Lastly, in the Adventurer’s Guide, is the treatise on the Rock of Bral. I love the general history as well as the descriptors of the location, not to mention how to incorporate it into your campaign world (to to speak).
It includes a poster map photo of the Rock of Bral, but since I got the digital version on dndbeyond.com, I obviously don’t have a physical copy of the poster map and will likely be printing it out for my players so that they have a reference to where things are. That’s my plan for Adventurers League in any case.
Lastly is the adventure itself. This is where I have mixed feelings…
First off, I absolutely love that each chapter ends on a cliffhanger. That is awesome. The adventure has some really good stuff, and the plot is very cool. The adventure hook is even better, getting the party into the action right from the get-go.
Lastly, I love how it comes into sections, broken out into three books. One is the player’s stuff with all of the new races and such. The next is the bestiary/monster manual for the setting. Lastly is the adventure that comes with it. Very handy breakout.
What I Don’t Like

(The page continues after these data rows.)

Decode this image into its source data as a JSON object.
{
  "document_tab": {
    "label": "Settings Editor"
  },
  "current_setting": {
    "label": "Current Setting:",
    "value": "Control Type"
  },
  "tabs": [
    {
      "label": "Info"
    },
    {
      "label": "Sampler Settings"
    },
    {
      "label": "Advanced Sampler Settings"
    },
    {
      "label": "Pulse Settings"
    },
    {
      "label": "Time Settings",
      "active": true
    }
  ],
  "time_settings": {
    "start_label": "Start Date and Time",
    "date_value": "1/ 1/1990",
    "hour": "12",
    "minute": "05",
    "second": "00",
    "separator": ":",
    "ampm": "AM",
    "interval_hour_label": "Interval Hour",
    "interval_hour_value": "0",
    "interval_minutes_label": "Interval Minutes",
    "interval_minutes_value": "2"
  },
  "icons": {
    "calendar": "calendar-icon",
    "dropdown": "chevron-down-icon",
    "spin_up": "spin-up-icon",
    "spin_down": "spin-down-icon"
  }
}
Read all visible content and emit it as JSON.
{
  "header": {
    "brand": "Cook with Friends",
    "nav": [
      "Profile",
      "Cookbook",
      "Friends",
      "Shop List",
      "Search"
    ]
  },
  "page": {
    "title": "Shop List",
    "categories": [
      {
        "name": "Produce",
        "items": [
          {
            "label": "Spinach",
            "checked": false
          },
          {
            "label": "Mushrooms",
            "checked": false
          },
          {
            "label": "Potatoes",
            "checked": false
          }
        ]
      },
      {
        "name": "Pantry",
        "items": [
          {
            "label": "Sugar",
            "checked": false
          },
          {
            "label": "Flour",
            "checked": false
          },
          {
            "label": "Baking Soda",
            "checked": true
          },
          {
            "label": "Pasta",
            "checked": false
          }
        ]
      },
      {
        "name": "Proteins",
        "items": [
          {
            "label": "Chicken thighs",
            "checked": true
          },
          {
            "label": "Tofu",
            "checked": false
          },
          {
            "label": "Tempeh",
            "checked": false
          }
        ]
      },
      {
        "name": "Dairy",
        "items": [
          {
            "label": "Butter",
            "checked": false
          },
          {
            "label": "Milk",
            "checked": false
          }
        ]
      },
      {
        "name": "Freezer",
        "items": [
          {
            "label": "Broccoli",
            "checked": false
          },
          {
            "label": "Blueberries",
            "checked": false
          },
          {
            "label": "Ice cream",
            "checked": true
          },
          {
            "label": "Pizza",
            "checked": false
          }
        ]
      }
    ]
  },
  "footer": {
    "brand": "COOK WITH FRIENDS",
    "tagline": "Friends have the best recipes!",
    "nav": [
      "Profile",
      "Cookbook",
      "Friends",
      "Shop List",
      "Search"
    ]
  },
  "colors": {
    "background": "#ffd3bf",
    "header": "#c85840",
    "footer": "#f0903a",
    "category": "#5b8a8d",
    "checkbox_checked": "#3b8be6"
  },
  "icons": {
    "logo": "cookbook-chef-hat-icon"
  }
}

This is where things get…complicated. As much as I absolutely love the plot line of the story, it doesn’t really seem to have much depth. It uses milestone leveling which is fine, but there isn’t much substance in between each level to justify (in my mind at least) a jump in level that frequently. According to the adventure, you level after each chapter!
To add insult to injury, it’s a relatively low-level adventure, ending at level 8. Level 8, Dear Readers.
That’s like…not even into the fun-zone of level 9.
Sure, there will likely be DMs Guild adventures to take the party beyond 8th level, but with what I am paying ($69.99 in the U.S.), I want a more robust adventure and more substance to the campaign setting itself.
Maybe it’s just me. I dunno.
Despite its flaws, I love the product. I am buying the alt-cover of the adventure/setting, mostly because it looks cool (in addition to having it electronically on dndbeyond.com). All in all, I’m fairly happy with this new setting.
Until next time, Dear Readers…